PROBLEM DESCRIPTION:
Copy each line below that includes "FILTERS".

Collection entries
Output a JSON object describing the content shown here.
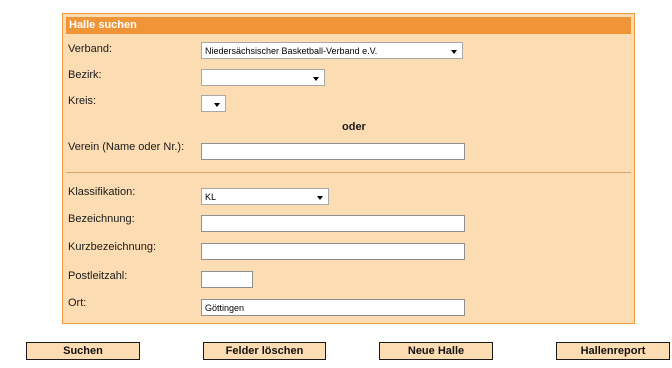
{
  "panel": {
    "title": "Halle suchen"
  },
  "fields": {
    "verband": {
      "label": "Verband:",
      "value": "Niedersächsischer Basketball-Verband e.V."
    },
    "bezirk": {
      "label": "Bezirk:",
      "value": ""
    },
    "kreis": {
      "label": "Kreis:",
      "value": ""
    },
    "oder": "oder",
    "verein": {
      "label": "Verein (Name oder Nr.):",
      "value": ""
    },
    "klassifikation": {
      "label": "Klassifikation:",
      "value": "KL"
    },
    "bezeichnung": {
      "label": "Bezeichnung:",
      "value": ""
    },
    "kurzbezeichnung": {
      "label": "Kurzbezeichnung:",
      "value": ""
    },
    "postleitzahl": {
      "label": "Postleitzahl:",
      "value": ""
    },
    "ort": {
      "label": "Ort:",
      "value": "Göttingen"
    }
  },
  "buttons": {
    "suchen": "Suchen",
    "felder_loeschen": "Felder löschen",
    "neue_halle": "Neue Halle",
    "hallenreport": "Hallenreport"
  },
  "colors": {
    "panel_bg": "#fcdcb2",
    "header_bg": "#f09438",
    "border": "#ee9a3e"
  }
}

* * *

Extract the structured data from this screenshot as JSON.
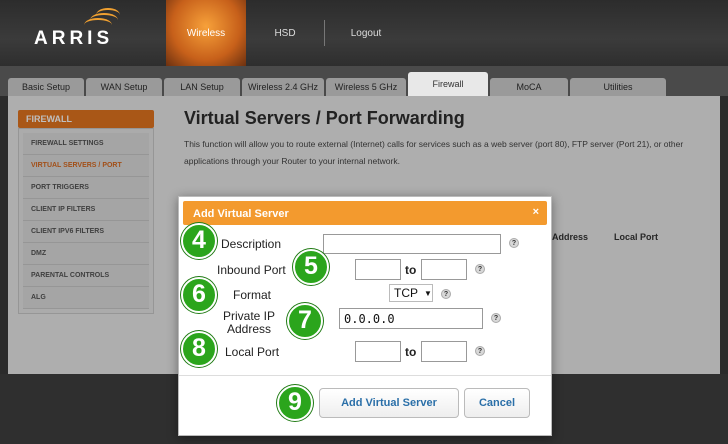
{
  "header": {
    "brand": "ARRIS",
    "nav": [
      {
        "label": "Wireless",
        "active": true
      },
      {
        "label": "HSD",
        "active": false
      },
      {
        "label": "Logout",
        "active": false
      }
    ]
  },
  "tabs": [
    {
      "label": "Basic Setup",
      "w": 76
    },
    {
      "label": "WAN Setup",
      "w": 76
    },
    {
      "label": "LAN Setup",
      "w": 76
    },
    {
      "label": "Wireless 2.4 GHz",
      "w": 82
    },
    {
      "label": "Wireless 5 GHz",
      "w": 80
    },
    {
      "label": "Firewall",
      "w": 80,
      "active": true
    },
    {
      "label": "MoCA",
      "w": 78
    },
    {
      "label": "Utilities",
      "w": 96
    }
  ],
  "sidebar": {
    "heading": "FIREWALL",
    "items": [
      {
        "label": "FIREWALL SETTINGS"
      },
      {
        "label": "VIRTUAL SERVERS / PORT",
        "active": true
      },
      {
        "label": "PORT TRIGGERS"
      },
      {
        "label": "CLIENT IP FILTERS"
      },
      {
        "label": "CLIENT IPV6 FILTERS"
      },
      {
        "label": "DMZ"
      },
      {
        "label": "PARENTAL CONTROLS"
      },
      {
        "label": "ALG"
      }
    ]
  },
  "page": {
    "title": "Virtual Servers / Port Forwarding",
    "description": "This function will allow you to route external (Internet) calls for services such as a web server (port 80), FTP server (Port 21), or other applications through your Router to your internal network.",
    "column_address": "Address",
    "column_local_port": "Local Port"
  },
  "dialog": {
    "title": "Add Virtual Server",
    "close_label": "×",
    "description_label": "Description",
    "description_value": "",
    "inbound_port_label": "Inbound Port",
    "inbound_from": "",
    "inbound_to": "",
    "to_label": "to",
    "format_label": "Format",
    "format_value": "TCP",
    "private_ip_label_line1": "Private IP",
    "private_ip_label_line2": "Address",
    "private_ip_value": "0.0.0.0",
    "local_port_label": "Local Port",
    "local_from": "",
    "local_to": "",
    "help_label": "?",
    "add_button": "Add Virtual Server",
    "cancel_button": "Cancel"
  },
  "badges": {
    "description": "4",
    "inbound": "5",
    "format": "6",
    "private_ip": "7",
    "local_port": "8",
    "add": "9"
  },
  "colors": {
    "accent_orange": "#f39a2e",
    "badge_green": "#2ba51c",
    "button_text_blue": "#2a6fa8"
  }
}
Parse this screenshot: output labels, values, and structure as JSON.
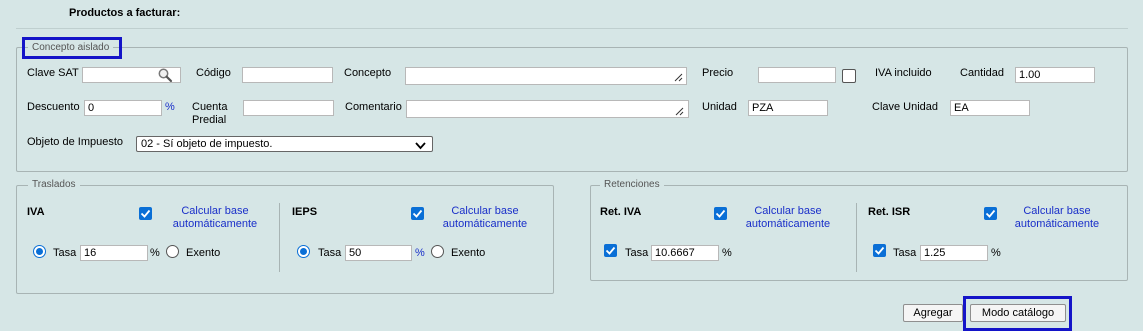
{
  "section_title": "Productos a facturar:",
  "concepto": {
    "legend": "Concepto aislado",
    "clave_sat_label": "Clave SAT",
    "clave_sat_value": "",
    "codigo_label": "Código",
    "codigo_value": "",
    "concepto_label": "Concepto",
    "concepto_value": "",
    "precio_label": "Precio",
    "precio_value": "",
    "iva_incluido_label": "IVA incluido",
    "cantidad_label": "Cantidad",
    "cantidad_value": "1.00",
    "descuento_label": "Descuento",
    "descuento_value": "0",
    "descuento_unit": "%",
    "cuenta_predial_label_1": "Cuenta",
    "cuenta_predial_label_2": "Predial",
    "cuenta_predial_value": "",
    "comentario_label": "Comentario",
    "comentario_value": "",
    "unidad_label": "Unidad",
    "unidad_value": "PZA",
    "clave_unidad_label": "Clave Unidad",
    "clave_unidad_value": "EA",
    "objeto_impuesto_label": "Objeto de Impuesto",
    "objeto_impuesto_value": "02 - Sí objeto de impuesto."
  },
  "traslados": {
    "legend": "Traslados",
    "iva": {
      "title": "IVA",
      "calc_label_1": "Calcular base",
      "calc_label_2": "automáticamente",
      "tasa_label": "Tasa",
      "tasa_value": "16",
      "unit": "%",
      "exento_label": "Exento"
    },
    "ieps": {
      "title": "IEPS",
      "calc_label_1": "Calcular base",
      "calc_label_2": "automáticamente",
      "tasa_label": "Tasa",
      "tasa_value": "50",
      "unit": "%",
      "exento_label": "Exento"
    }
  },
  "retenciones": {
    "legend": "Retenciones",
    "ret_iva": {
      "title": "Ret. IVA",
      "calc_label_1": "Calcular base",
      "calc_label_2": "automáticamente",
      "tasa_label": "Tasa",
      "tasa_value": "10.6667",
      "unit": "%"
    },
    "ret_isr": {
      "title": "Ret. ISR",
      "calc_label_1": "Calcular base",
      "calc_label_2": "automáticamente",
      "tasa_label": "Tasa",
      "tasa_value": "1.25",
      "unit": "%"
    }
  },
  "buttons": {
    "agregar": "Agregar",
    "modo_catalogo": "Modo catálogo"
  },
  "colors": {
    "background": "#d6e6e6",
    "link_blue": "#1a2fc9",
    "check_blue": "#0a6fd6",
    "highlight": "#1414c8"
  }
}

EXERCISE SOLUTION:
        "label": "CLIENT IP FILTERS"
        "label": "CLIENT IPV6 FILTERS"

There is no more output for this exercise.